Bill McKibben in the November 22 Washington Post: “Imagine an American president who would take the press corps to Glacier National Park so they could hike the dwindling ice fields, then fly them above the millions of acres of dead lodgepole pines covering much of the West, and then take them to stand on the levees in New Orleans.  These are the kinds of stunts Obama knew how to pull off when he was running for president; they seem to be the kind of things he forgot about once he got the office.”

Post by Rick Piltz

See earlier posts:
Why Is There No US Climate Policy? (November 5, 2009)

Obama at UN Climate Summit talks the right talk…but will the US walk the right walk? (September 22, 2009)

When Obama says climate change is “a matter of urgency and national security” he needs to say why (December 28, 2008)

McKibben writes (“Obama Needs to Feel the Heat”):

Copenhagen has been on the calendar for years—it’s not a surprise that someone sprung on the president, who shortly after last year’s election declared: “Once I take office, you can be sure that the United States will once again engage vigorously in these negotiations and help lead the world toward a new era of global cooperation on climate change. Now is the time to confront this challenge once and for all. Delay is no longer an option. Denial is no longer an acceptable response. The stakes are too high.”  The stakes didn’t get any lower in the last 12 months …

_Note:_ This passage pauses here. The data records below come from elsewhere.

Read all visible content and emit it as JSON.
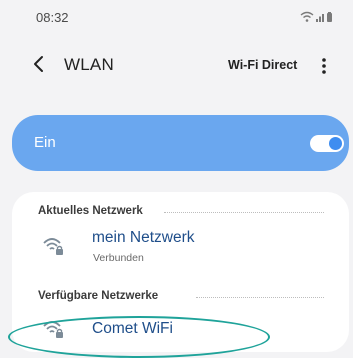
{
  "status_bar": {
    "time": "08:32",
    "icons": [
      "wifi-icon",
      "signal-icon",
      "battery-icon"
    ]
  },
  "app_bar": {
    "title": "WLAN",
    "wifi_direct_label": "Wi-Fi Direct"
  },
  "master_toggle": {
    "label": "Ein",
    "on": true
  },
  "sections": {
    "current": {
      "title": "Aktuelles Netzwerk"
    },
    "available": {
      "title": "Verfügbare Netzwerke"
    }
  },
  "networks": {
    "current": {
      "name": "mein Netzwerk",
      "status": "Verbunden",
      "icon": "wifi-lock-icon"
    },
    "available": [
      {
        "name": "Comet WiFi",
        "icon": "wifi-lock-icon"
      }
    ]
  },
  "colors": {
    "accent": "#6aa7ef",
    "network_name": "#1f4e8a",
    "highlight": "#1fa39a",
    "background": "#f3f3f5"
  }
}
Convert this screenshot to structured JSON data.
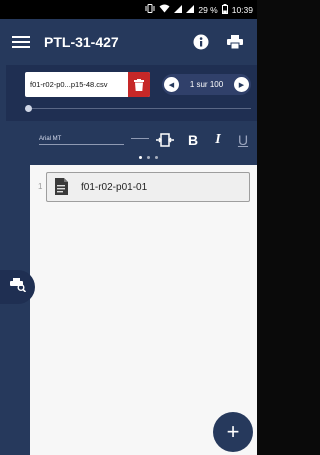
{
  "status_bar": {
    "battery_percent": "29 %",
    "time": "10:39",
    "icons": [
      "vibrate-icon",
      "wifi-icon",
      "signal-icon",
      "signal-icon",
      "battery-icon"
    ]
  },
  "app_bar": {
    "title": "PTL-31-427",
    "menu_icon": "hamburger-menu-icon",
    "info_icon": "info-icon",
    "print_icon": "print-icon"
  },
  "file_bar": {
    "file_name": "f01-r02-p0...p15-48.csv",
    "delete_icon": "trash-icon",
    "pager": {
      "prev_icon": "chevron-left-icon",
      "label": "1 sur 100",
      "next_icon": "chevron-right-icon"
    },
    "progress_fraction": 0.0
  },
  "format_bar": {
    "font_name": "Arial MT",
    "font_size": "",
    "tools": [
      {
        "name": "align-icon",
        "label": ""
      },
      {
        "name": "bold-button",
        "label": "B"
      },
      {
        "name": "italic-button",
        "label": "I"
      },
      {
        "name": "underline-button",
        "label": "U"
      }
    ],
    "page_indicator_count": 3,
    "page_indicator_active": 0
  },
  "content": {
    "rows": [
      {
        "index": "1",
        "icon": "document-icon",
        "label": "f01-r02-p01-01"
      }
    ]
  },
  "side_button": {
    "icon": "print-search-icon"
  },
  "fab": {
    "label": "+",
    "icon": "add-icon"
  },
  "colors": {
    "primary": "#26395c",
    "toolbar_dark": "#1f2f52",
    "delete_red": "#c62828",
    "content_bg": "#f7f7f7"
  }
}
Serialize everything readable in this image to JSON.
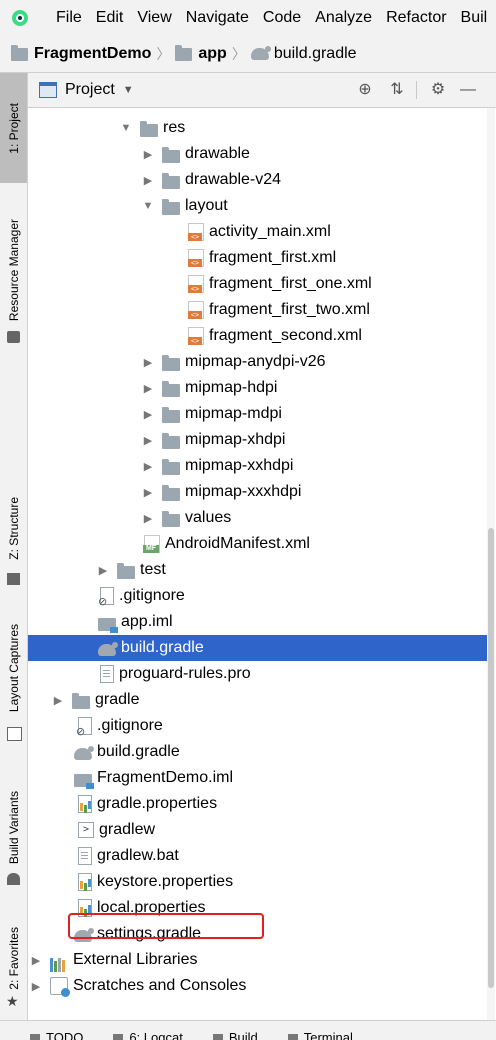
{
  "menubar": {
    "items": [
      "File",
      "Edit",
      "View",
      "Navigate",
      "Code",
      "Analyze",
      "Refactor",
      "Buil"
    ]
  },
  "breadcrumb": {
    "items": [
      "FragmentDemo",
      "app",
      "build.gradle"
    ]
  },
  "left_strip": {
    "tabs": [
      "1: Project",
      "Resource Manager",
      "Z: Structure",
      "Layout Captures",
      "Build Variants",
      "2: Favorites"
    ]
  },
  "panel": {
    "title": "Project"
  },
  "tree": [
    {
      "label": "res"
    },
    {
      "label": "drawable"
    },
    {
      "label": "drawable-v24"
    },
    {
      "label": "layout"
    },
    {
      "label": "activity_main.xml"
    },
    {
      "label": "fragment_first.xml"
    },
    {
      "label": "fragment_first_one.xml"
    },
    {
      "label": "fragment_first_two.xml"
    },
    {
      "label": "fragment_second.xml"
    },
    {
      "label": "mipmap-anydpi-v26"
    },
    {
      "label": "mipmap-hdpi"
    },
    {
      "label": "mipmap-mdpi"
    },
    {
      "label": "mipmap-xhdpi"
    },
    {
      "label": "mipmap-xxhdpi"
    },
    {
      "label": "mipmap-xxxhdpi"
    },
    {
      "label": "values"
    },
    {
      "label": "AndroidManifest.xml"
    },
    {
      "label": "test"
    },
    {
      "label": ".gitignore"
    },
    {
      "label": "app.iml"
    },
    {
      "label": "build.gradle"
    },
    {
      "label": "proguard-rules.pro"
    },
    {
      "label": "gradle"
    },
    {
      "label": ".gitignore"
    },
    {
      "label": "build.gradle"
    },
    {
      "label": "FragmentDemo.iml"
    },
    {
      "label": "gradle.properties"
    },
    {
      "label": "gradlew"
    },
    {
      "label": "gradlew.bat"
    },
    {
      "label": "keystore.properties"
    },
    {
      "label": "local.properties"
    },
    {
      "label": "settings.gradle"
    },
    {
      "label": "External Libraries"
    },
    {
      "label": "Scratches and Consoles"
    }
  ],
  "bottom_tabs": [
    "TODO",
    "6: Logcat",
    "Build",
    "Terminal"
  ],
  "colors": {
    "selection": "#2f65ca",
    "highlight_box": "#e02020"
  }
}
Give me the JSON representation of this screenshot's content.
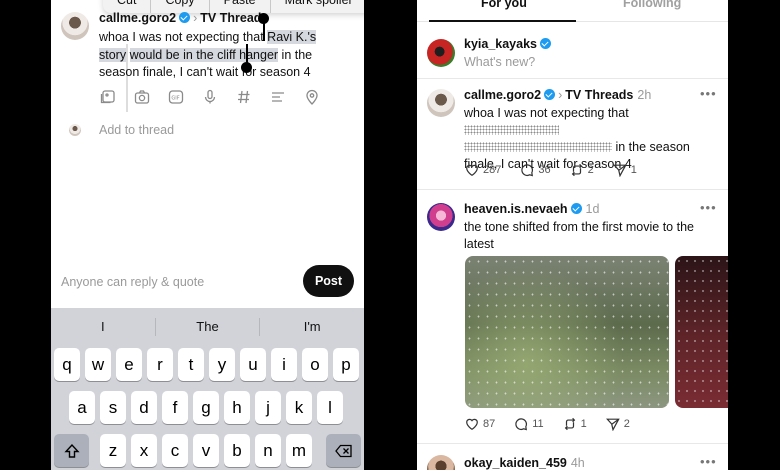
{
  "compose": {
    "context_menu": [
      "Cut",
      "Copy",
      "Paste",
      "Mark spoiler"
    ],
    "username": "callme.goro2",
    "topic": "TV Threads",
    "text_before": "whoa I was not expecting that ",
    "text_selected_1": "Ravi K.'s story",
    "text_selected_2": "would be in the cliff hanger",
    "text_after": " in the season finale, I can't wait for season 4",
    "add_thread": "Add to thread",
    "reply_option": "Anyone can reply & quote",
    "post_label": "Post"
  },
  "keyboard": {
    "suggestions": [
      "I",
      "The",
      "I'm"
    ],
    "row1": [
      "q",
      "w",
      "e",
      "r",
      "t",
      "y",
      "u",
      "i",
      "o",
      "p"
    ],
    "row2": [
      "a",
      "s",
      "d",
      "f",
      "g",
      "h",
      "j",
      "k",
      "l"
    ],
    "row3": [
      "z",
      "x",
      "c",
      "v",
      "b",
      "n",
      "m"
    ]
  },
  "feed": {
    "tabs": [
      "For you",
      "Following"
    ],
    "composer": {
      "username": "kyia_kayaks",
      "placeholder": "What's new?"
    },
    "posts": [
      {
        "username": "callme.goro2",
        "topic": "TV Threads",
        "time": "2h",
        "text_start": "whoa I was not expecting that",
        "text_mid": "in the season",
        "text_end": "finale, I can't wait for season 4",
        "likes": "287",
        "replies": "36",
        "reposts": "2",
        "shares": "1"
      },
      {
        "username": "heaven.is.nevaeh",
        "time": "1d",
        "text": "the tone shifted from the first movie to the latest",
        "likes": "87",
        "replies": "11",
        "reposts": "1",
        "shares": "2"
      },
      {
        "username": "okay_kaiden_459",
        "time": "4h"
      }
    ]
  },
  "colors": {
    "verified": "#1d9bf0",
    "post_button": "#101010"
  }
}
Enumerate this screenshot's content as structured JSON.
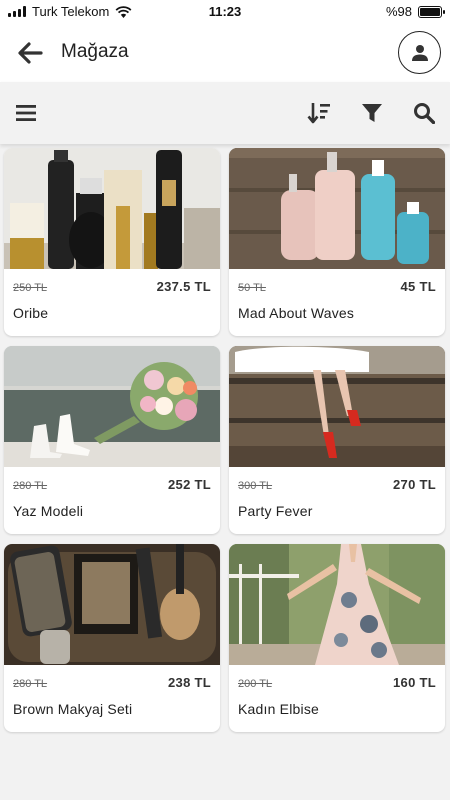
{
  "status_bar": {
    "carrier": "Turk Telekom",
    "time": "11:23",
    "battery": "%98",
    "battery_level": 0.98
  },
  "header": {
    "title": "Mağaza"
  },
  "products": [
    {
      "name": "Oribe",
      "old_price": "250 TL",
      "price": "237.5 TL",
      "image": "hair-product-bottles-photo"
    },
    {
      "name": "Mad About Waves",
      "old_price": "50 TL",
      "price": "45 TL",
      "image": "shampoo-bottles-photo"
    },
    {
      "name": "Yaz Modeli",
      "old_price": "280 TL",
      "price": "252 TL",
      "image": "bridal-shoes-bouquet-photo"
    },
    {
      "name": "Party Fever",
      "old_price": "300 TL",
      "price": "270 TL",
      "image": "red-heels-photo"
    },
    {
      "name": "Brown Makyaj Seti",
      "old_price": "280 TL",
      "price": "238 TL",
      "image": "makeup-kit-photo"
    },
    {
      "name": "Kadın Elbise",
      "old_price": "200 TL",
      "price": "160 TL",
      "image": "floral-dress-photo"
    }
  ],
  "colors": {
    "background": "#f2f2f2",
    "card": "#ffffff",
    "icon": "#333333"
  },
  "icons": {
    "back": "arrow-left-icon",
    "avatar": "user-icon",
    "menu": "hamburger-icon",
    "sort": "sort-descending-icon",
    "filter": "funnel-icon",
    "search": "magnifier-icon"
  }
}
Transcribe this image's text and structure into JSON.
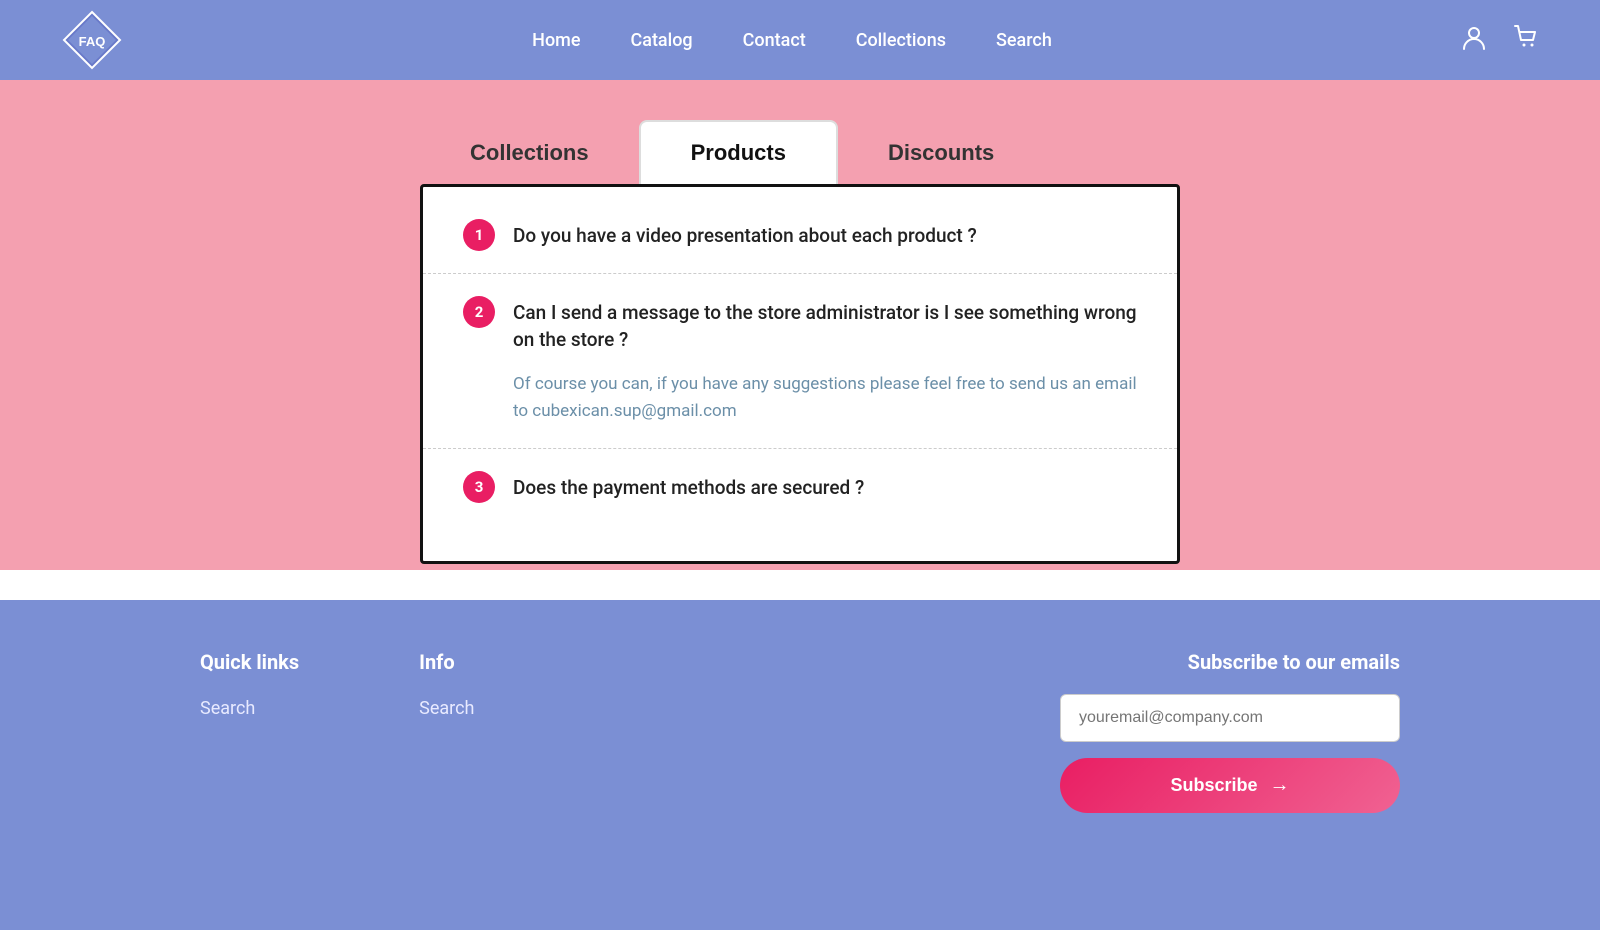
{
  "header": {
    "logo_text": "FAQ",
    "nav": {
      "items": [
        {
          "label": "Home",
          "id": "home"
        },
        {
          "label": "Catalog",
          "id": "catalog"
        },
        {
          "label": "Contact",
          "id": "contact"
        },
        {
          "label": "Collections",
          "id": "collections"
        },
        {
          "label": "Search",
          "id": "search"
        }
      ]
    }
  },
  "tabs": [
    {
      "label": "Collections",
      "id": "collections",
      "active": false
    },
    {
      "label": "Products",
      "id": "products",
      "active": true
    },
    {
      "label": "Discounts",
      "id": "discounts",
      "active": false
    }
  ],
  "faq": {
    "items": [
      {
        "number": "1",
        "question": "Do you have a video presentation about each product ?",
        "answer": null,
        "expanded": false
      },
      {
        "number": "2",
        "question": "Can I send a message to the store administrator is I see something wrong on the store ?",
        "answer": "Of course you can, if you have any suggestions please feel free to send us an email to cubexican.sup@gmail.com",
        "expanded": true
      },
      {
        "number": "3",
        "question": "Does the payment methods are secured ?",
        "answer": null,
        "expanded": false
      }
    ]
  },
  "footer": {
    "quick_links": {
      "title": "Quick links",
      "items": [
        {
          "label": "Search"
        }
      ]
    },
    "info": {
      "title": "Info",
      "items": [
        {
          "label": "Search"
        }
      ]
    },
    "subscribe": {
      "title": "Subscribe to our emails",
      "email_placeholder": "youremail@company.com",
      "button_label": "Subscribe"
    }
  }
}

But on the biggest question the planet faces—if we’ll take action in time to slow down global warming—… [Obama] as we saw last weekend when he announced that there would be no new treaty anytime soon, is only half in the battle. [I]f Obama makes it [to Copenhagen], he will be there to spin, to say, no doubt elegantly: Chill.

It’s not good news that, internationally, Obama’s spokesmen have stuck to the 450 ppm/2 degree target, calling it consensus science when it no longer is….And now the Senate legislation has apparently been handed to Joe Lieberman (I-Conn.) and Lindsey Graham (R-S.C.) for some more tweaking, an exercise that, from a scientific point of view, seems unlikely to end well.
Obama’s excuse is that the Senate won’t sign tough climate legislation, so there’s no use pushing for it….But that’s conceding the game without taking a shot—he hasn’t … tried to rally his nation and other nations.

Bill McKibben is a scholar in residence at Middlebury College and the co-founder of  He is the author of “The End of Nature” and the forthcoming “Earth: Making a Life on a Tough New Planet.”

As a matter of US policy, climate change comes on top of the economic crisis and other intractable problems President Obama inherited when he took office in 2009—most of which had been exacerbated, if not outright caused, by the failures and misguided policies of his predecessor and the pre-2007 Congress.  Climate change policy must be dealt with in the context of an economic crisis that is still very much present, with volatile and potentially dangerous political implications.  It must be dealt with in the context of the complex challenge facing the Congressional leadership in pulling together coalitions needed for moving legislation, when their members bring to the table an array of interests that have little if anything to do with a concern for climate change. 

This cannot be waved off with assertions that climate change takes immediate priority over everything else in the extraordinary set of circumstances facing US political leaders.  We’re well-aware of that.  And we’re well-aware of the need for Obama and Congress to focus, immediately, on dealing with the deepening unemployment and home foreclosure crises, and with the need to concentrate on passing health care reform and regulatory reform of the financial sector. 

But clearly, global climatic disruption is an urgent and perilous challenge that policymakers must be pressured to deal with, without endless delays and slippage on the diplomatic and legislative fronts, no matter how intractable it may appear to be as a political problem.  Political leaders must be pushed and held accountable for translating what climate science is telling us into a coherent and effective climate policy—something the US has not had and, a year after the 2008 election, still does not have. 

The Obama Administration has been moving on several fronts to begin to develop a climate and clean energy policy and advance it in the right direction—more than all of his predecessors combined, given that he has been in office for less than a year.  But US public opinion is soft on the need for serious climate policy—in large part, we believe, because no US president has ever communicated strongly and consistently to the public and rallied the nation with a message about the consequences of inaction that is strong enough to overcome the inertia of the status quo and the endless depredations of the global warming disinformation campaign. 

Until this is changed, it’s hard to see how the US public will be brought to support the major changes that a strong international climate agreement and a strong US legislative and regulatory policy will entail.  How can we expect the US public to internalize the idea that climate change is an “urgent” problem—a problem of “national security,” even—when they don’t see their president and Congress behaving as though they actually believe it themselves?